§ **Work required**
Return, from the data below, each line that contains the word "icon".
>>
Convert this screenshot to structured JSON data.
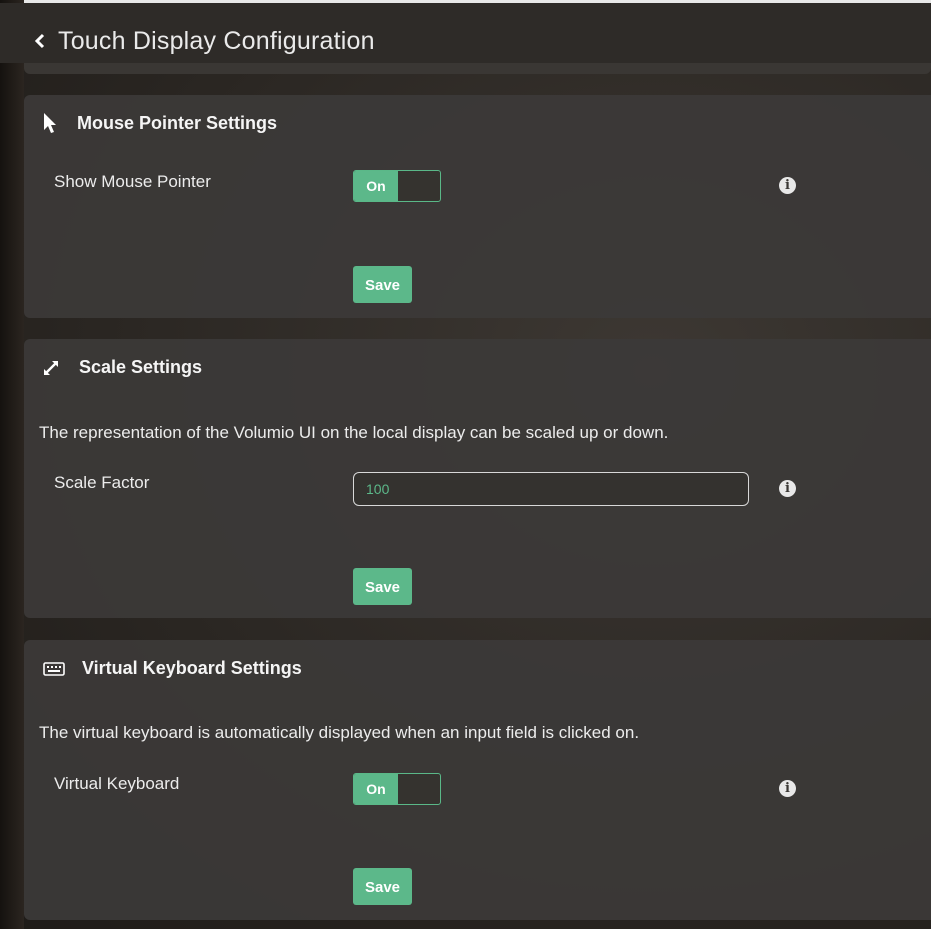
{
  "header": {
    "title": "Touch Display Configuration",
    "back_icon": "chevron-left-icon"
  },
  "sections": {
    "mouse": {
      "title": "Mouse Pointer Settings",
      "icon": "mouse-pointer-icon",
      "row_label": "Show Mouse Pointer",
      "toggle_label": "On",
      "save_label": "Save"
    },
    "scale": {
      "title": "Scale Settings",
      "icon": "expand-arrows-icon",
      "description": "The representation of the Volumio UI on the local display can be scaled up or down.",
      "row_label": "Scale Factor",
      "value": "100",
      "save_label": "Save"
    },
    "keyboard": {
      "title": "Virtual Keyboard Settings",
      "icon": "keyboard-icon",
      "description": "The virtual keyboard is automatically displayed when an input field is clicked on.",
      "row_label": "Virtual Keyboard",
      "toggle_label": "On",
      "save_label": "Save"
    }
  },
  "colors": {
    "accent": "#5cb88a",
    "panel": "#3c3a38",
    "text": "#f2f2f2"
  }
}
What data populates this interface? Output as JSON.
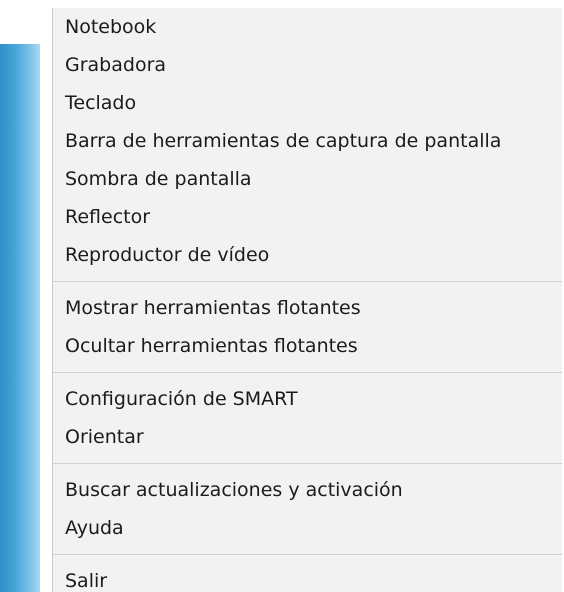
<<
§ **Answer section**
    "back_icon": "chevron-left-icon"
      "icon": "mouse-pointer-icon",
      "icon": "expand-arrows-icon",
      "icon": "keyboard-icon",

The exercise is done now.